heat and solder the ends together, or drill through the two ends
on each side and join with a jump ring. The end result will be
the tooth suspended half inside the circle and half sticking out
of the bottom.

If their is not enough room to put metal around the tooth on
both sides of the widest point, only cut a hole through one
piece, using that piece on the bottom, and use the solid metal
above the end of the tooth to prevent it from moving.

Hope this all makes some sense, and helps. Good Luck.

Sharon Ziemek


#6

wendy,

try a cap for the earrings and look thru the tripps catelog for
a heart shaped setting for the pendent.

david


#7
I have a customer who has three 
sharks teeth she wants me to set
into a pair of earrings and a pendant in 14k gold.  She doesn't
want the trendy type of wire wrapping.  The profile of the teeth
is concave and curved like a big smile so bezel setting is out of
the question.  She doesn't want me to risk drilling them either,
since she hooked the shark and the teeth are sentimental value.
Does anyone out there have a solution I havn't thought of?
Thanks!
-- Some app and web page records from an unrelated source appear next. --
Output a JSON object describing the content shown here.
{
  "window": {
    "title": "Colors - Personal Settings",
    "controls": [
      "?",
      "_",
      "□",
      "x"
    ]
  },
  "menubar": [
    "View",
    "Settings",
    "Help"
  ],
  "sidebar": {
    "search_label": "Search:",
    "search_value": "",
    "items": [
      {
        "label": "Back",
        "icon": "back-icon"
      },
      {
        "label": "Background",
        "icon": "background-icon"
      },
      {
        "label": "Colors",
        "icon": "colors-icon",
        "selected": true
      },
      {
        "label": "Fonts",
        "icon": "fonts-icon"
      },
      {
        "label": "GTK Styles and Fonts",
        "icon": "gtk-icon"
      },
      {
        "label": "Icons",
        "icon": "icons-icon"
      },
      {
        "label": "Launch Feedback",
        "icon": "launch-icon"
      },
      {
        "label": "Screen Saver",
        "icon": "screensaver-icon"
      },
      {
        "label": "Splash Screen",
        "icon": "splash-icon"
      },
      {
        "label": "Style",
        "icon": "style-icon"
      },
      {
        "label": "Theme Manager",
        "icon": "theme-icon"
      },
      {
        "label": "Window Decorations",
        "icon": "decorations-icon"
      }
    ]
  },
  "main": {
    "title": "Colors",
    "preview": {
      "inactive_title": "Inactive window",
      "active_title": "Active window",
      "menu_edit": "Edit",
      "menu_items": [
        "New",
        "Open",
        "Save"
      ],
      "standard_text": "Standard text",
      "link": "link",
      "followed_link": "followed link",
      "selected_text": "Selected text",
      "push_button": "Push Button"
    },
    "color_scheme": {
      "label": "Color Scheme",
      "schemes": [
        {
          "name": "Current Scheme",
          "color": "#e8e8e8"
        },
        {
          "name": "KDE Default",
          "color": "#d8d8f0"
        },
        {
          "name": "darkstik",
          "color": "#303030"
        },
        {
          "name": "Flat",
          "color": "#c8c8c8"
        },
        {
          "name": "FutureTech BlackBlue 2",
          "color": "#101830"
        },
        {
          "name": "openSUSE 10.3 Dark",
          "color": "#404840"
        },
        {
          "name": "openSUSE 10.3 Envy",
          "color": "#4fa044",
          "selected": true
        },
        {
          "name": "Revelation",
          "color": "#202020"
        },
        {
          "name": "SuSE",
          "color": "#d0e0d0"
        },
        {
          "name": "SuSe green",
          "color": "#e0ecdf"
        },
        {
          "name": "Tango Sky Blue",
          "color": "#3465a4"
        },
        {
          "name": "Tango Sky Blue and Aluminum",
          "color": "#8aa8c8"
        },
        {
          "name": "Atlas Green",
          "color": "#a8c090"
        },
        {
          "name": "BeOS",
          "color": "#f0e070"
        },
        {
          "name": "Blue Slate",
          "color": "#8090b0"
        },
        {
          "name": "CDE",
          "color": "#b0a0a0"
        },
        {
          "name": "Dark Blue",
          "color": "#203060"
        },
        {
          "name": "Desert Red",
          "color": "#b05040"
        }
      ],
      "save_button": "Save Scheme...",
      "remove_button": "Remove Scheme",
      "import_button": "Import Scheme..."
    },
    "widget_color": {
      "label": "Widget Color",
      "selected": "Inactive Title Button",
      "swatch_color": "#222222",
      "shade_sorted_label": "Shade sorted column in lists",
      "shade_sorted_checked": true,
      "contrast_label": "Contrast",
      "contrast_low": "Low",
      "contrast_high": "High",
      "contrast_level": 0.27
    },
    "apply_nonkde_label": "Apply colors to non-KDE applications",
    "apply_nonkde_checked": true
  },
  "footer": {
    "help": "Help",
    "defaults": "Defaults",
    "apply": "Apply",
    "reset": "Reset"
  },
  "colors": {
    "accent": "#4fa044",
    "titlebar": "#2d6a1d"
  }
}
Wendy Newman

Build little shadow boxs with groves to hold a sliding
glass cover that can be pegged or otherwise latched. Solder
the correct findings on, insert the tooth, peg it shut and
the undrilled and unbezeled tooth is displayed.The fit could
be tight so that the tooth could not move or loose so it
could rattle around.
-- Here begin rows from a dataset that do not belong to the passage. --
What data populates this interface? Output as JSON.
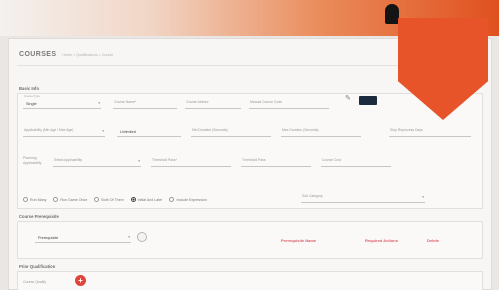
{
  "header": {
    "title": "COURSES",
    "breadcrumb": "Home  >  Qualifications  >  Course"
  },
  "basic_info": {
    "section_label": "Basic Info",
    "type_field": {
      "caption": "Course Type",
      "value": "Single"
    },
    "course_name_label": "Course Name*",
    "course_abbrev_label": "Course Abbrev",
    "manual_code_label": "Manual Course Code",
    "applicability_label": "Applicability (Min Age / Max Age)",
    "duration_value": "Unlimited",
    "min_duration_label": "Min Duration (Seconds)",
    "max_duration_label": "Max Duration (Seconds)",
    "reprocess_label": "Stop Reprocess Days",
    "planning_label": "Planning Applicability",
    "planning_select": "Select Applicability",
    "prereq_label": "Threshold Pass",
    "threshold_label": "Threshold Pass*",
    "course_cost_label": "Course Cost"
  },
  "radios": [
    {
      "label": "Run Many",
      "checked": false
    },
    {
      "label": "Run Game Once",
      "checked": false
    },
    {
      "label": "Both Of Them",
      "checked": false
    },
    {
      "label": "Initial And Later",
      "checked": true
    },
    {
      "label": "Include Expression",
      "checked": false
    }
  ],
  "radio_select": "Sub Category",
  "prerequisite": {
    "section_label": "Course Prerequisite",
    "select_value": "Prerequisite",
    "col1": "Prerequisite Name",
    "col2": "Required Actions",
    "col3": "Delete"
  },
  "qualification": {
    "section_label": "Prior Qualification",
    "add_label": "Course Qualify"
  },
  "colors": {
    "accent": "#e8542a",
    "swatch": "#1b2a3c",
    "danger": "#d9606a"
  }
}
Marilyn Smith


#8

HI Wendy,

Depending upon the size of the teeth, I would use a piece of sheet wax and
make a “cup” for each tooth. I would also cut out the back so that any
convex part would have a place to go. I have done this with fossils that
were odd shaped and it turned out well. Depending upon the shape I also
incorporated a prong or three to help hold it in. It worked out nicely.
also since you are using gold, it can be pretty tihin sheet wax since it
will cast well and keep down the weight and the costs.

Stella Samson